- _Your goal_: Please repeat the data below exactly, with the pictures removed.

(Excerpts from an interface dataset)
■ ■ ■ ■ ■ ■ ■
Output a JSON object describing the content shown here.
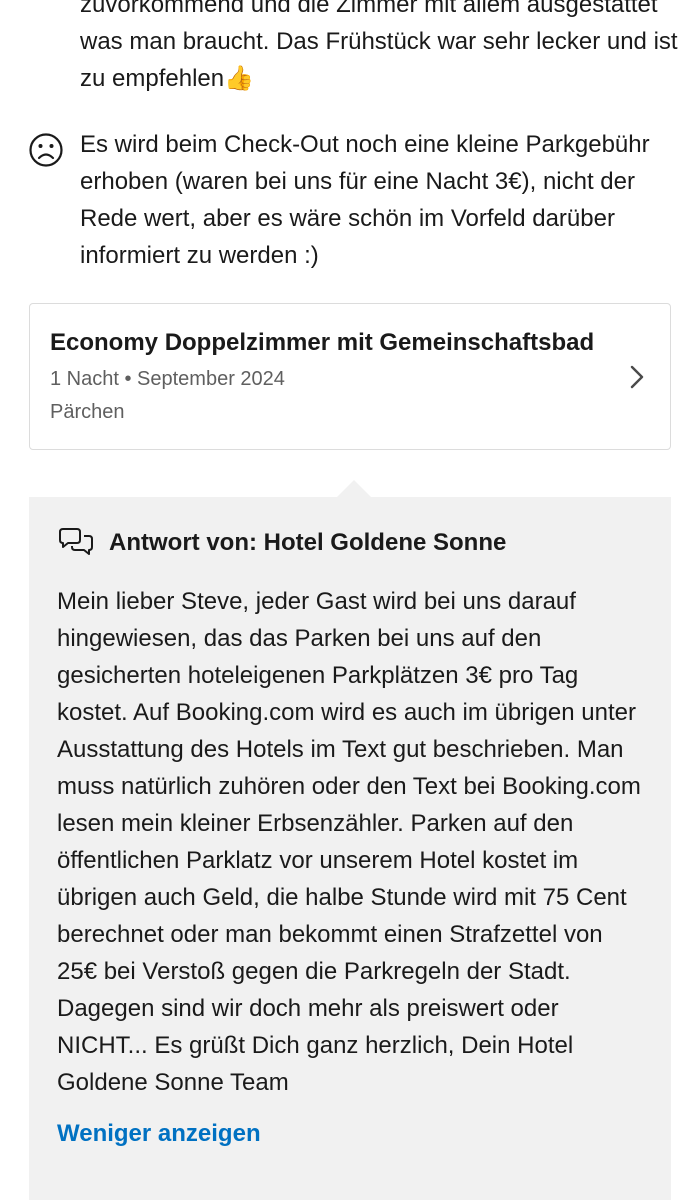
{
  "review": {
    "positive_text": "zuvorkommend und die Zimmer mit allem ausgestattet was man braucht. Das Frühstück war sehr lecker und ist zu empfehlen👍",
    "negative_text": "Es wird beim Check-Out noch eine kleine Parkgebühr erhoben (waren bei uns für eine Nacht 3€), nicht der Rede wert, aber es wäre schön im Vorfeld darüber informiert zu werden :)",
    "negative_icon": "sad-face-icon"
  },
  "room": {
    "title": "Economy Doppelzimmer mit Gemeinschaftsbad",
    "stay": "1 Nacht • September 2024",
    "traveler_type": "Pärchen"
  },
  "reply": {
    "icon": "speech-bubbles-icon",
    "title": "Antwort von: Hotel Goldene Sonne",
    "body": "Mein lieber Steve, jeder Gast wird bei uns darauf hingewiesen, das das Parken bei uns auf den gesicherten hoteleigenen Parkplätzen 3€ pro Tag kostet.  Auf Booking.com wird es auch im übrigen unter Ausstattung des Hotels im Text gut beschrieben. Man muss natürlich zuhören oder den Text bei Booking.com lesen mein kleiner Erbsenzähler. Parken auf den öffentlichen Parklatz vor unserem Hotel kostet im übrigen auch Geld, die halbe Stunde wird mit 75 Cent berechnet oder man bekommt einen Strafzettel von 25€ bei Verstoß gegen die Parkregeln der Stadt. Dagegen sind wir doch mehr als preiswert oder NICHT... Es grüßt Dich ganz herzlich, Dein Hotel Goldene Sonne Team",
    "show_less_label": "Weniger anzeigen"
  },
  "colors": {
    "link": "#0071c2",
    "reply_background": "#f1f1f1",
    "card_border": "#dcdcdc"
  }
}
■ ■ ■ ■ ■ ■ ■
- _Exercise output_:
Output a JSON object describing the content shown here.
{
  "review": {
    "positive_text": "zuvorkommend und die Zimmer mit allem ausgestattet was man braucht. Das Frühstück war sehr lecker und ist zu empfehlen👍",
    "negative_text": "Es wird beim Check-Out noch eine kleine Parkgebühr erhoben (waren bei uns für eine Nacht 3€), nicht der Rede wert, aber es wäre schön im Vorfeld darüber informiert zu werden :)",
    "negative_icon": "sad-face-icon"
  },
  "room": {
    "title": "Economy Doppelzimmer mit Gemeinschaftsbad",
    "stay": "1 Nacht • September 2024",
    "traveler_type": "Pärchen"
  },
  "reply": {
    "icon": "speech-bubbles-icon",
    "title": "Antwort von: Hotel Goldene Sonne",
    "body": "Mein lieber Steve, jeder Gast wird bei uns darauf hingewiesen, das das Parken bei uns auf den gesicherten hoteleigenen Parkplätzen 3€ pro Tag kostet.  Auf Booking.com wird es auch im übrigen unter Ausstattung des Hotels im Text gut beschrieben. Man muss natürlich zuhören oder den Text bei Booking.com lesen mein kleiner Erbsenzähler. Parken auf den öffentlichen Parklatz vor unserem Hotel kostet im übrigen auch Geld, die halbe Stunde wird mit 75 Cent berechnet oder man bekommt einen Strafzettel von 25€ bei Verstoß gegen die Parkregeln der Stadt. Dagegen sind wir doch mehr als preiswert oder NICHT... Es grüßt Dich ganz herzlich, Dein Hotel Goldene Sonne Team",
    "show_less_label": "Weniger anzeigen"
  },
  "colors": {
    "link": "#0071c2",
    "reply_background": "#f1f1f1",
    "card_border": "#dcdcdc"
  }
}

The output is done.